Robert F. Cook, Frank W. DelRio


A clear relationship is established between the population of brittle-fracture controlling flaws generated in a manufactured material and the distribution of strengths in a group of selected components. Assumptions regarding the strength-flaw size relationship, the volume of the components, and the number in the group, are also made clear and the contracting effects of component volume and truncating effects of group number on component strength empirical distribution functions highlighted. A simple analytical example is used to demonstrate the forward prediction of population  distribution and the more important reverse procedure of empirical strength distribution  underlying flaw population. Three experimental examples are given of the application of the relationships to state-of-the-art micro- and nano-scale strength distributions to infer flaw populations: two on etched microelectromechanical systems (MEMS) structures and one on oxidized silicon nanowires. In all examples, the minimum threshold strength and conjugate maximum flaw size are very well estimated and the complete flaw population, including the minimum flaw size, are very poorly estimated, although etching, bimodal, and oxidation effects were clearly discernible.
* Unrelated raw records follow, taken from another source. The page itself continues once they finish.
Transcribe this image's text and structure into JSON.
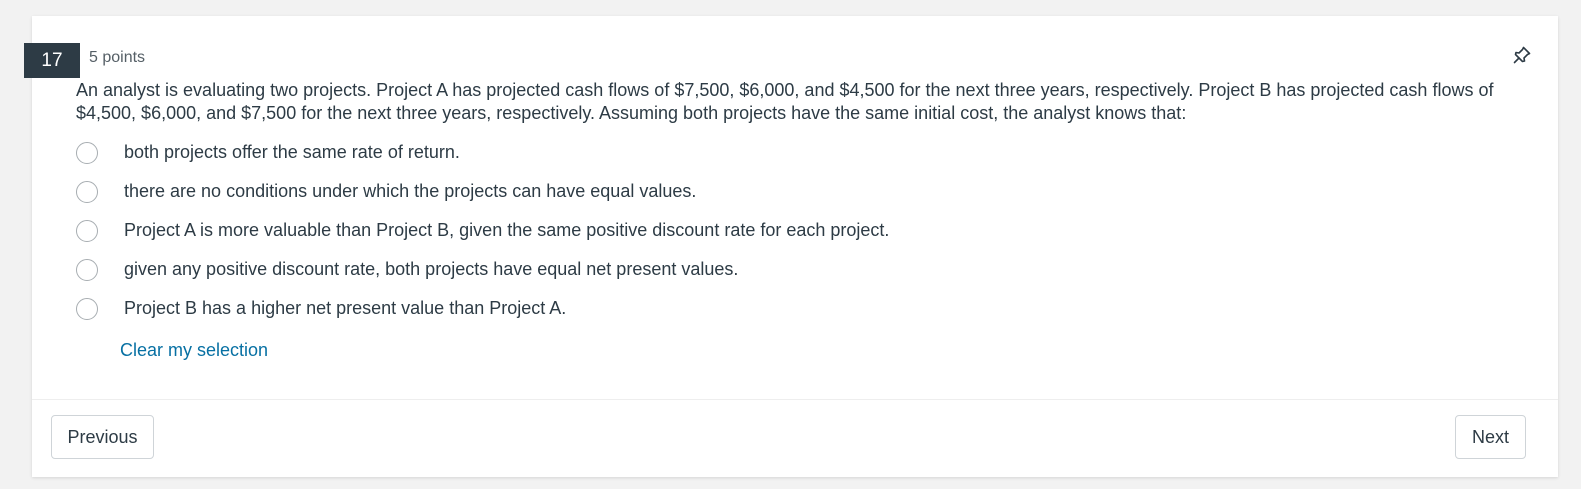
{
  "question": {
    "number": "17",
    "points": "5 points",
    "text": "An analyst is evaluating two projects. Project A has projected cash flows of $7,500, $6,000, and $4,500 for the next three years, respectively. Project B has projected cash flows of $4,500, $6,000, and $7,500 for the next three years, respectively. Assuming both projects have the same initial cost, the analyst knows that:",
    "options": [
      {
        "label": "both projects offer the same rate of return."
      },
      {
        "label": "there are no conditions under which the projects can have equal values."
      },
      {
        "label": "Project A is more valuable than Project B, given the same positive discount rate for each project."
      },
      {
        "label": "given any positive discount rate, both projects have equal net present values."
      },
      {
        "label": "Project B has a higher net present value than Project A."
      }
    ],
    "clear_label": "Clear my selection",
    "pin_icon": "pin-icon"
  },
  "nav": {
    "previous_label": "Previous",
    "next_label": "Next"
  },
  "colors": {
    "badge": "#2d3b45",
    "link": "#0770a3",
    "text": "#2d3b45"
  }
}
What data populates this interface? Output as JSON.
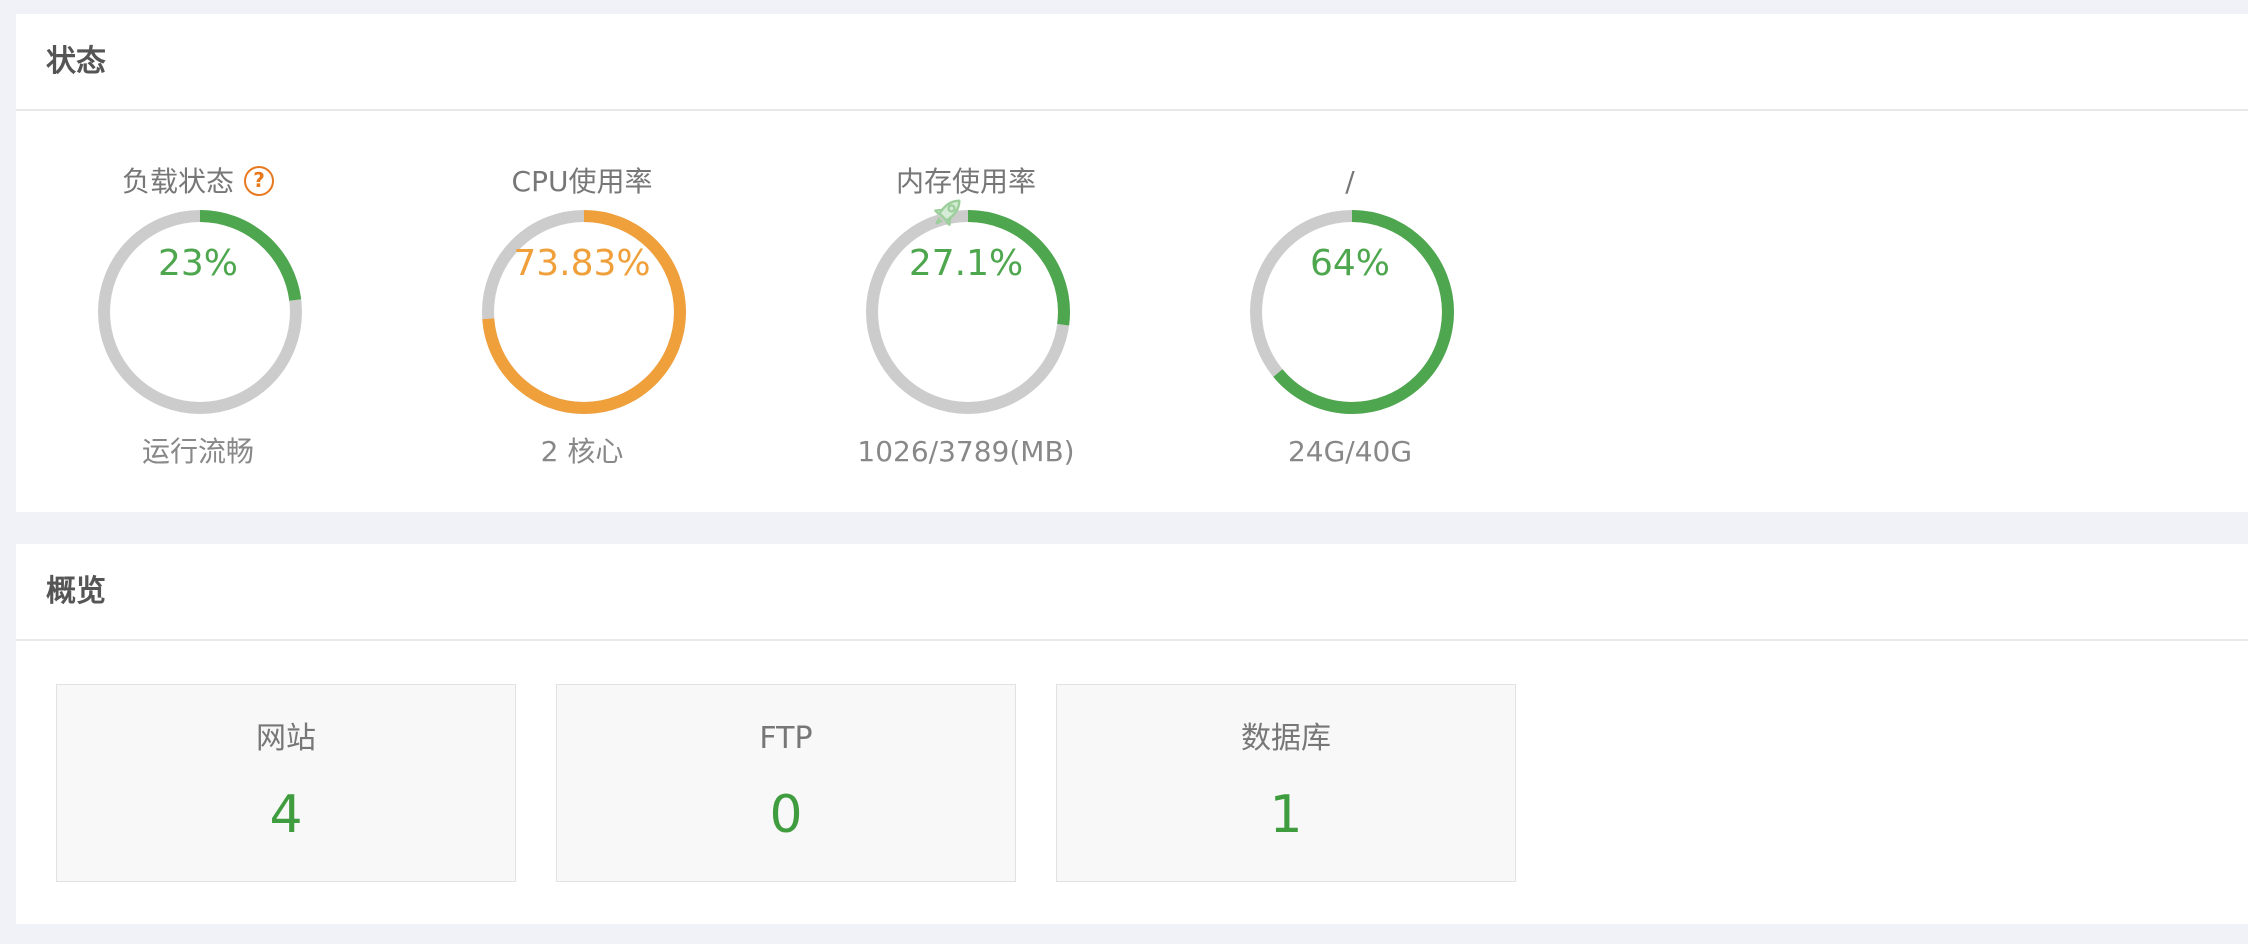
{
  "colors": {
    "green": "#4ea64e",
    "orange": "#f0a03a",
    "track": "#cccccc",
    "help": "#e8781e"
  },
  "status_panel": {
    "title": "状态",
    "gauges": [
      {
        "title": "负载状态",
        "has_help": true,
        "help_icon": "question-circle-icon",
        "help_symbol": "?",
        "value": "23%",
        "percent": 23,
        "color": "#4ea64e",
        "sub": "运行流畅"
      },
      {
        "title": "CPU使用率",
        "has_help": false,
        "value": "73.83%",
        "percent": 73.83,
        "color": "#f0a03a",
        "sub": "2 核心"
      },
      {
        "title": "内存使用率",
        "has_help": false,
        "has_rocket": true,
        "rocket_icon": "rocket-icon",
        "value": "27.1%",
        "percent": 27.1,
        "color": "#4ea64e",
        "sub": "1026/3789(MB)"
      },
      {
        "title": "/",
        "has_help": false,
        "value": "64%",
        "percent": 64,
        "color": "#4ea64e",
        "sub": "24G/40G"
      }
    ]
  },
  "overview_panel": {
    "title": "概览",
    "cards": [
      {
        "label": "网站",
        "value": "4"
      },
      {
        "label": "FTP",
        "value": "0"
      },
      {
        "label": "数据库",
        "value": "1"
      }
    ]
  }
}
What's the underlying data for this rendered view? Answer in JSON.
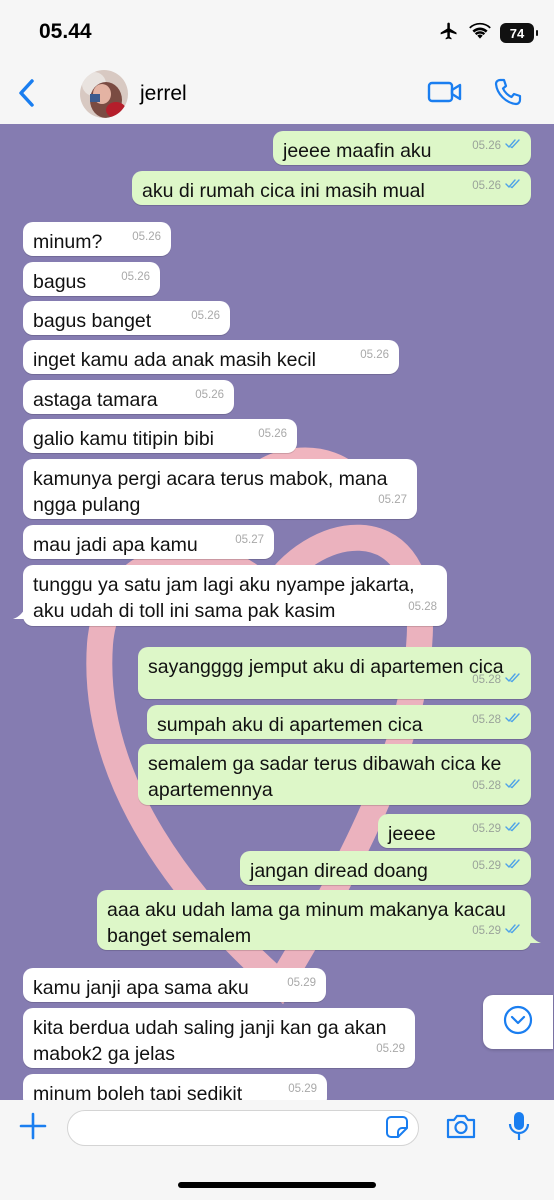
{
  "status_bar": {
    "time": "05.44",
    "battery": "74"
  },
  "header": {
    "contact_name": "jerrel"
  },
  "messages": [
    {
      "dir": "out",
      "lines": [
        "jeeee maafin aku"
      ],
      "time": "05.26"
    },
    {
      "dir": "out",
      "lines": [
        "aku di rumah cica ini masih mual"
      ],
      "time": "05.26"
    },
    {
      "dir": "in",
      "lines": [
        "minum?"
      ],
      "time": "05.26"
    },
    {
      "dir": "in",
      "lines": [
        "bagus"
      ],
      "time": "05.26"
    },
    {
      "dir": "in",
      "lines": [
        "bagus banget"
      ],
      "time": "05.26"
    },
    {
      "dir": "in",
      "lines": [
        "inget kamu ada anak masih kecil"
      ],
      "time": "05.26"
    },
    {
      "dir": "in",
      "lines": [
        "astaga tamara"
      ],
      "time": "05.26"
    },
    {
      "dir": "in",
      "lines": [
        "galio kamu titipin bibi"
      ],
      "time": "05.26"
    },
    {
      "dir": "in",
      "lines": [
        "kamunya pergi acara terus mabok, mana",
        "ngga pulang"
      ],
      "time": "05.27"
    },
    {
      "dir": "in",
      "lines": [
        "mau jadi apa kamu"
      ],
      "time": "05.27"
    },
    {
      "dir": "in",
      "lines": [
        "tunggu ya satu jam lagi aku nyampe jakarta,",
        "aku udah di toll ini sama pak kasim"
      ],
      "time": "05.28"
    },
    {
      "dir": "out",
      "lines": [
        "sayangggg jemput aku di apartemen cica"
      ],
      "time": "05.28"
    },
    {
      "dir": "out",
      "lines": [
        "sumpah aku di apartemen cica"
      ],
      "time": "05.28"
    },
    {
      "dir": "out",
      "lines": [
        "semalem ga sadar terus dibawah cica ke",
        "apartemennya"
      ],
      "time": "05.28"
    },
    {
      "dir": "out",
      "lines": [
        "jeeee"
      ],
      "time": "05.29"
    },
    {
      "dir": "out",
      "lines": [
        "jangan diread doang"
      ],
      "time": "05.29"
    },
    {
      "dir": "out",
      "lines": [
        "aaa aku udah lama ga minum makanya kacau",
        "banget semalem"
      ],
      "time": "05.29"
    },
    {
      "dir": "in",
      "lines": [
        "kamu janji apa sama aku"
      ],
      "time": "05.29"
    },
    {
      "dir": "in",
      "lines": [
        "kita berdua udah saling janji kan ga akan",
        "mabok2 ga jelas"
      ],
      "time": "05.29"
    },
    {
      "dir": "in",
      "lines": [
        "minum boleh tapi sedikit"
      ],
      "time": "05.29"
    }
  ],
  "input": {
    "value": ""
  },
  "icons": {
    "back": "chevron-left-icon",
    "video": "video-camera-icon",
    "call": "phone-icon",
    "add": "plus-icon",
    "sticker": "sticker-icon",
    "camera": "camera-icon",
    "mic": "microphone-icon",
    "scroll": "chevron-down-circle-icon"
  },
  "colors": {
    "accent": "#1a7ef0",
    "chat_bg": "#857cb1",
    "outgoing_bubble": "#ddf7c8",
    "incoming_bubble": "#ffffff",
    "read_ticks": "#4fa3e8",
    "wallpaper_heart": "#f0b5bf"
  }
}
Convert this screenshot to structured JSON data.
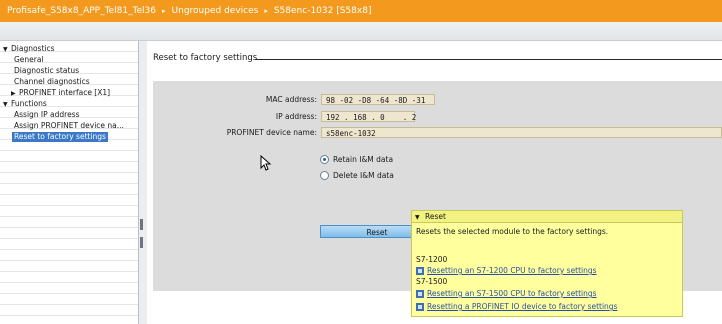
{
  "breadcrumb": {
    "items": [
      "Profisafe_S58x8_APP_Tel81_Tel36",
      "Ungrouped devices",
      "S58enc-1032 [S58x8]"
    ],
    "separator": "▸"
  },
  "nav_tree": {
    "items": [
      {
        "label": "Diagnostics",
        "expanded": true
      },
      {
        "label": "General"
      },
      {
        "label": "Diagnostic status"
      },
      {
        "label": "Channel diagnostics"
      },
      {
        "label": "PROFINET interface [X1]",
        "collapsed": true
      },
      {
        "label": "Functions",
        "expanded": true
      },
      {
        "label": "Assign IP address"
      },
      {
        "label": "Assign PROFINET device na..."
      },
      {
        "label": "Reset to factory settings",
        "selected": true
      }
    ]
  },
  "section": {
    "title": "Reset to factory settings"
  },
  "form": {
    "mac_label": "MAC address:",
    "mac_value": "98 -02 -D8 -64 -8D -31",
    "ip_label": "IP address:",
    "ip_value": "192 . 168 . 0    . 2",
    "device_name_label": "PROFINET device name:",
    "device_name_value": "s58enc-1032"
  },
  "options": {
    "retain_label": "Retain I&M data",
    "delete_label": "Delete I&M data",
    "selected": "retain"
  },
  "reset_button": {
    "label": "Reset"
  },
  "tooltip": {
    "header": "Reset",
    "description": "Resets the selected module to the factory settings.",
    "groups": [
      {
        "name": "S7-1200",
        "links": [
          "Resetting an S7-1200 CPU to factory settings"
        ]
      },
      {
        "name": "S7-1500",
        "links": [
          "Resetting an S7-1500 CPU to factory settings",
          "Resetting a PROFINET IO device to factory settings"
        ]
      }
    ]
  },
  "colors": {
    "titlebar": "#f39a1e",
    "selection": "#3c78c8",
    "field_bg": "#efe6cf",
    "tooltip_bg": "#ffff9e"
  },
  "icons": {
    "expand": "triangle-down-icon",
    "collapse": "triangle-right-icon",
    "help_link": "help-link-icon",
    "cursor": "mouse-pointer-icon"
  }
}
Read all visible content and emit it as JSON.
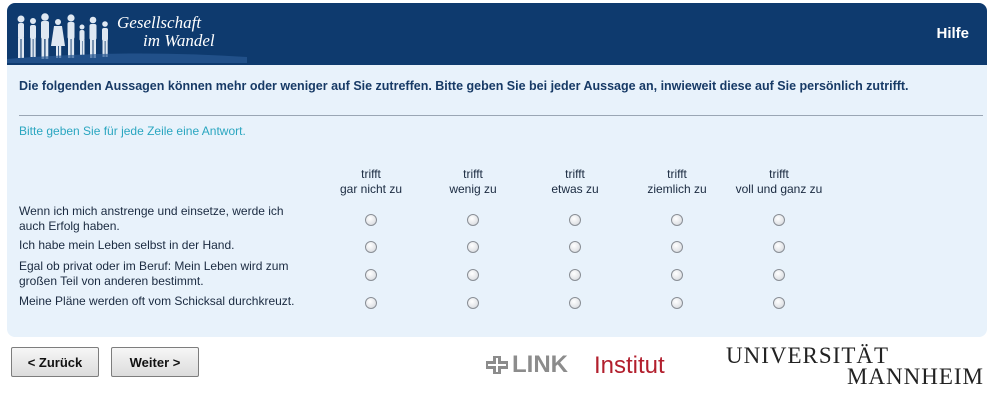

The results suggest that the best use of strength distribution information for MEMS manufacturers and designers might be in estimation of the strength threshold.
Experimental Mechanics


distribution, fracture, probability, flaw, strength, Weibull


Cook, R. and DelRio, F. (2019), Material Flaw Populations and Component Strength Distributions in the Context of the Weibull Function, Experimental Mechanics, [online], (Accessed April 18, 2024)
Created May 8, 2019, Updated January 27, 2020